Fiction Friction

Don’t you just hate when a writer makes a general assumption about a person’s character?


And I don’t just mean when they’re writing a character… I mean in real life too.


I have this friend…  He says that all female writers make their female characters what they (themselves) want to be, and that they don’t show them as how they (women) truly are. He goes on to say that, only men know how to show women for who they truly are, and nothing more.


Now, I don’t want to “down” my friend. But Is it true that female writers everywhere write women the way they want to be? And is it also true that men write women the way they are?


Does it make sense? 


In a way, sure it does. Men see women one way and women see women another. But that doesn’t mean that there aren’t two sides to every story, and then the truth.


I don’t think anyone can truly know a person’s character inside and out. In fact, I know some married couples who are still “finding” each other.
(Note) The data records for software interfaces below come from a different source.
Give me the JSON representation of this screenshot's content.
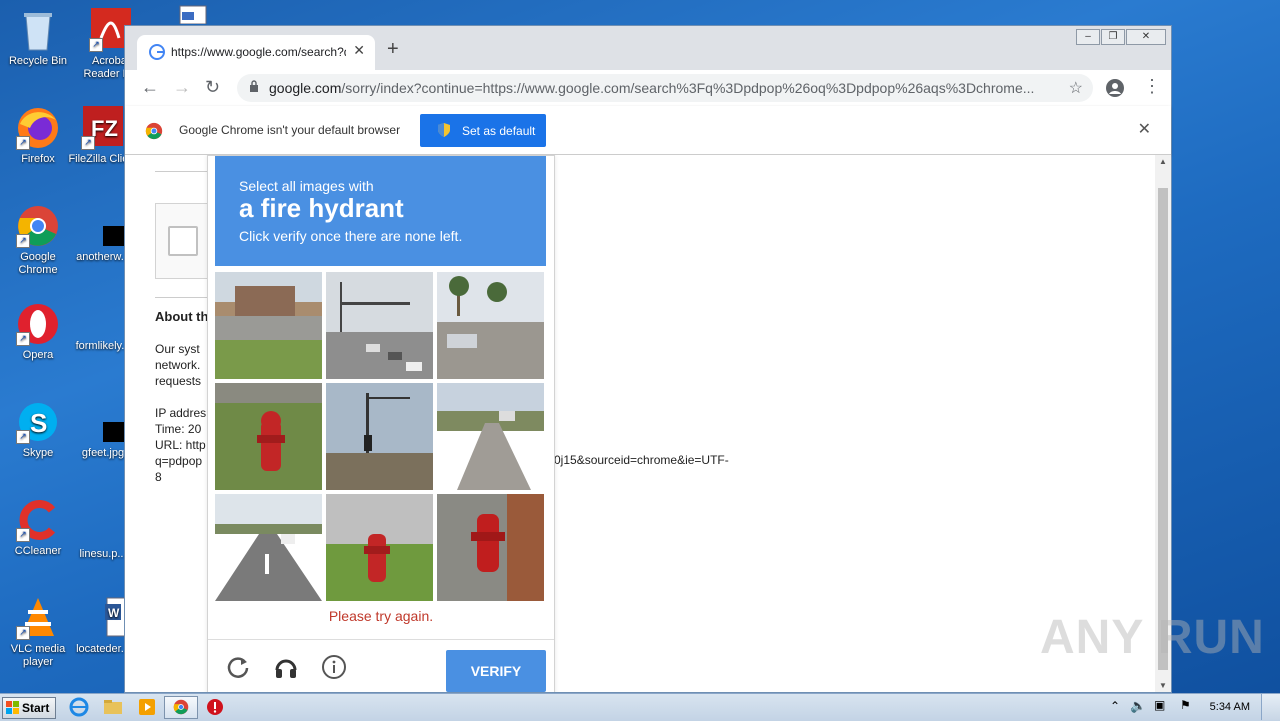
{
  "desktop": {
    "icons": [
      {
        "label": "Recycle Bin"
      },
      {
        "label": "Acrobat Reader DC"
      },
      {
        "label": "Firefox"
      },
      {
        "label": "FileZilla Client"
      },
      {
        "label": "Google Chrome"
      },
      {
        "label": "anotherw..."
      },
      {
        "label": "Opera"
      },
      {
        "label": "formlikely..."
      },
      {
        "label": "Skype"
      },
      {
        "label": "gfeet.jpg"
      },
      {
        "label": "CCleaner"
      },
      {
        "label": "linesu.p..."
      },
      {
        "label": "VLC media player"
      },
      {
        "label": "locateder..."
      }
    ]
  },
  "browser": {
    "tab_title": "https://www.google.com/search?q=",
    "url_host": "google.com",
    "url_rest": "/sorry/index?continue=https://www.google.com/search%3Fq%3Dpdpop%26oq%3Dpdpop%26aqs%3Dchrome...",
    "infobar": {
      "message": "Google Chrome isn't your default browser",
      "button": "Set as default"
    }
  },
  "page": {
    "heading": "About th",
    "para1": [
      "Our syst",
      "network.",
      "requests"
    ],
    "details": [
      "IP addres",
      "Time: 20",
      "URL: http",
      "q=pdpop"
    ],
    "url_tail": "0j15&sourceid=chrome&ie=UTF-",
    "url_tail2": "8"
  },
  "captcha": {
    "line1": "Select all images with",
    "line2": "a fire hydrant",
    "line3": "Click verify once there are none left.",
    "error": "Please try again.",
    "verify": "VERIFY",
    "tiles": [
      "building",
      "intersection",
      "street-palms",
      "hydrant",
      "traffic-light",
      "road",
      "highway",
      "hydrant",
      "hydrant"
    ]
  },
  "taskbar": {
    "start": "Start",
    "clock": "5:34 AM"
  },
  "watermark": "ANY RUN"
}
We let the world see one thing, and then we let ourselves see another. And that doesn’t mean that you're being “fake.” It just means you’re being human.


A character has only a fraction of the complex personality of us “real people.” I mean, if a writer gave a character a “complex” personality, the book would read like a psychology textbook, and be twice as long. That’s not saying that it can’t be done, but it would turn the reader off. And speaking of the reader… Don’t they have a say in what the character's personality is?


The answer… Of course, they do. Not every reader reads the same story, and not every reader reads the same character.


So, what’s the real question here?


Is it that men write women the way they are? Or that women write women the way they want to be?


No. The real question is… How do writers make a character that speaks to both men and women without one sex outshining the other?


It’s a hard question to answer, and one that writers have been struggling with for centuries.  So, how do you – The Reader – think that we – The Writer’s – should go about making this happen?


I want your opinion. Tell me.    



The Fiction Writer